How cool is that? Now the nation has a kind of X-Prize for snappy ideas in new venture formation and one more instance of creative thinking on innovation from a federal government not historically known for it.
Here’s the deal: Entitled the i6 Challenge, the new challenge is a $12 million cross-agency innovation competition that will award significant prize money to each of the six teams from across the country with the most-cutting edge ideas to accelerate technology commercialization and new venture formation in their regions. The Economic Development Administration (EDA), the lead agency, will award up to $1 million to each of the winning teams. The other two partners, the National Science Foundation (NSF) and the National Institutes for Health (NIH), have both pledged to award up to a total of $6 million in supplemental funding to their Small Business Innovation Research grantees that partner with i6 Challenge winners. Working together, the three agencies will pool their resources to encourage and reward creative consortia of entrepreneurs, investors, universities, foundations, and non-profits to pursue groundbreaking ideas in technology commercialization and innovation in general.
As to the goal of the challenge, it’s all about strengthening regional innovation ecosystems with the ultimate purpose of driving national economic growth and job creation--an idea that frequently pervades this blog. To be specific, the i6 funding opportunity notice calls for proposals that model potentially transformative and ideally replicable ways to support regional entrepreneurs and innovators and eliminate barriers to commercialization. Specifically it calls on applicants to fill gaps in their region’s research-to-deployment continuum by leveraging existing regional strengths and capabilities and cultivating strong public-private partnerships.
And what’s especially interesting is the refreshingly open nature of the challenge. As Tom Kalil wrote a few years back, prizes that induce contestants to achieve a particular goal can be a valuable tool in stimulating innovation and out-of-the box creativity because the process leaves open which groups may be best positioned to reach that goal and which approaches may be most promising. In this case, instead of over-specifying who can play and how, the EDA program nicely avoids excessive prescription and leaves quite open who can apply and what they might propose doing, and so leaves room for truly fresh ideas.
All of which is potentially game-changing.

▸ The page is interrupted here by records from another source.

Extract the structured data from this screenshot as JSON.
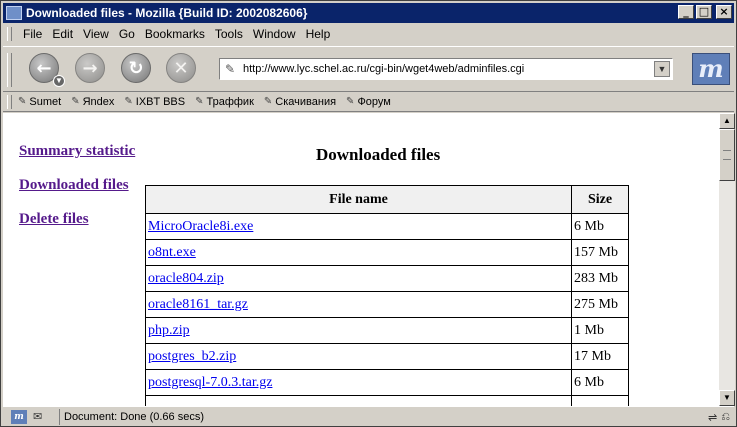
{
  "window": {
    "title": "Downloaded files - Mozilla {Build ID: 2002082606}",
    "controls": {
      "minimize": "_",
      "maximize": "□",
      "close": "×"
    }
  },
  "menu": [
    "File",
    "Edit",
    "View",
    "Go",
    "Bookmarks",
    "Tools",
    "Window",
    "Help"
  ],
  "nav": {
    "back_icon": "back-arrow-icon",
    "forward_icon": "forward-arrow-icon",
    "reload_icon": "reload-icon",
    "stop_icon": "stop-icon",
    "url": "http://www.lyc.schel.ac.ru/cgi-bin/wget4web/adminfiles.cgi"
  },
  "bookmarks": [
    "Sumet",
    "Яndex",
    "IXBT BBS",
    "Траффик",
    "Скачивания",
    "Форум"
  ],
  "page": {
    "title": "Downloaded files",
    "left_links": [
      "Summary statistic",
      "Downloaded files",
      "Delete files"
    ],
    "table": {
      "headers": [
        "File name",
        "Size"
      ],
      "rows": [
        [
          "MicroOracle8i.exe",
          "6 Mb"
        ],
        [
          "o8nt.exe",
          "157 Mb"
        ],
        [
          "oracle804.zip",
          "283 Mb"
        ],
        [
          "oracle8161_tar.gz",
          "275 Mb"
        ],
        [
          "php.zip",
          "1 Mb"
        ],
        [
          "postgres_b2.zip",
          "17 Mb"
        ],
        [
          "postgresql-7.0.3.tar.gz",
          "6 Mb"
        ],
        [
          "",
          ""
        ]
      ]
    }
  },
  "status": {
    "text": "Document: Done (0.66 secs)"
  },
  "colors": {
    "titlebar": "#0a246a",
    "link_visited": "#551a8b",
    "link": "#0000ee"
  }
}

If launched and implemented successfully, EDA’s i6 prizes point in their modest to a new vision of regional development (and federalism) that is: region-focused, skeptical of the old ways, catalytic, and--finally--assertive from the top yet simultaneously empowering.

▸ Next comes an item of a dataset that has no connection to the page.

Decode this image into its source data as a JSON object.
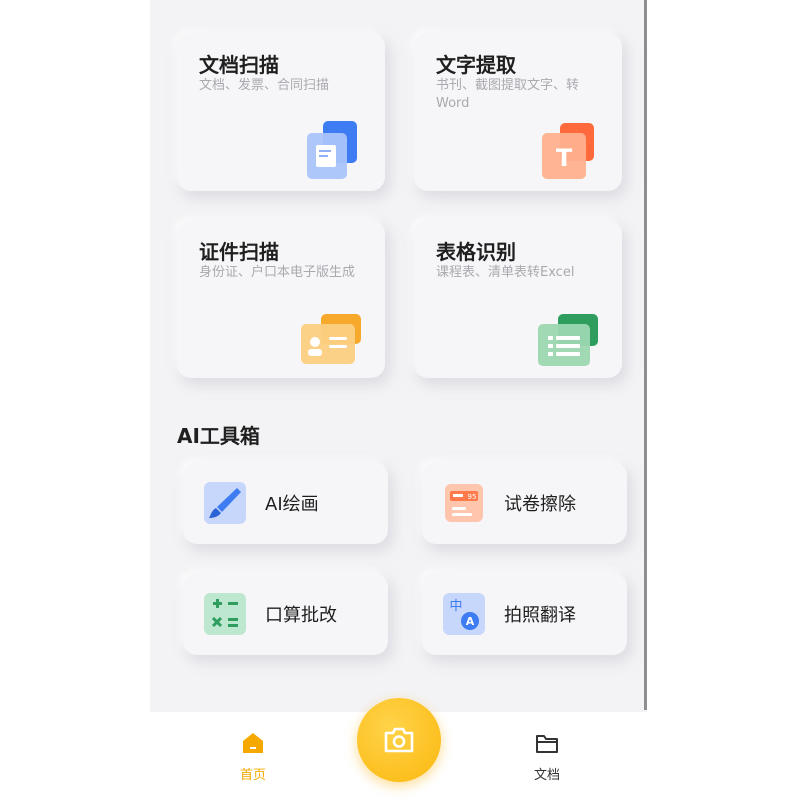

In our view, the i6 Challenge is another step in Washington toward a nimbler, smarter new vision of national and regional economic steerage. To its credit, the Obama administration has been steadily advancing a fresh new federal stance on innovation (laid out in its national innovation strategy) that places the creativity of regions, regional innovation clusters, and local innovation networks close to the center of thought about growth. Now, we hope Congress will embrace this attractive vision as it moves, through the reauthorization of the EDA, to better enable that agency to support 21st century innovation and economic competitiveness.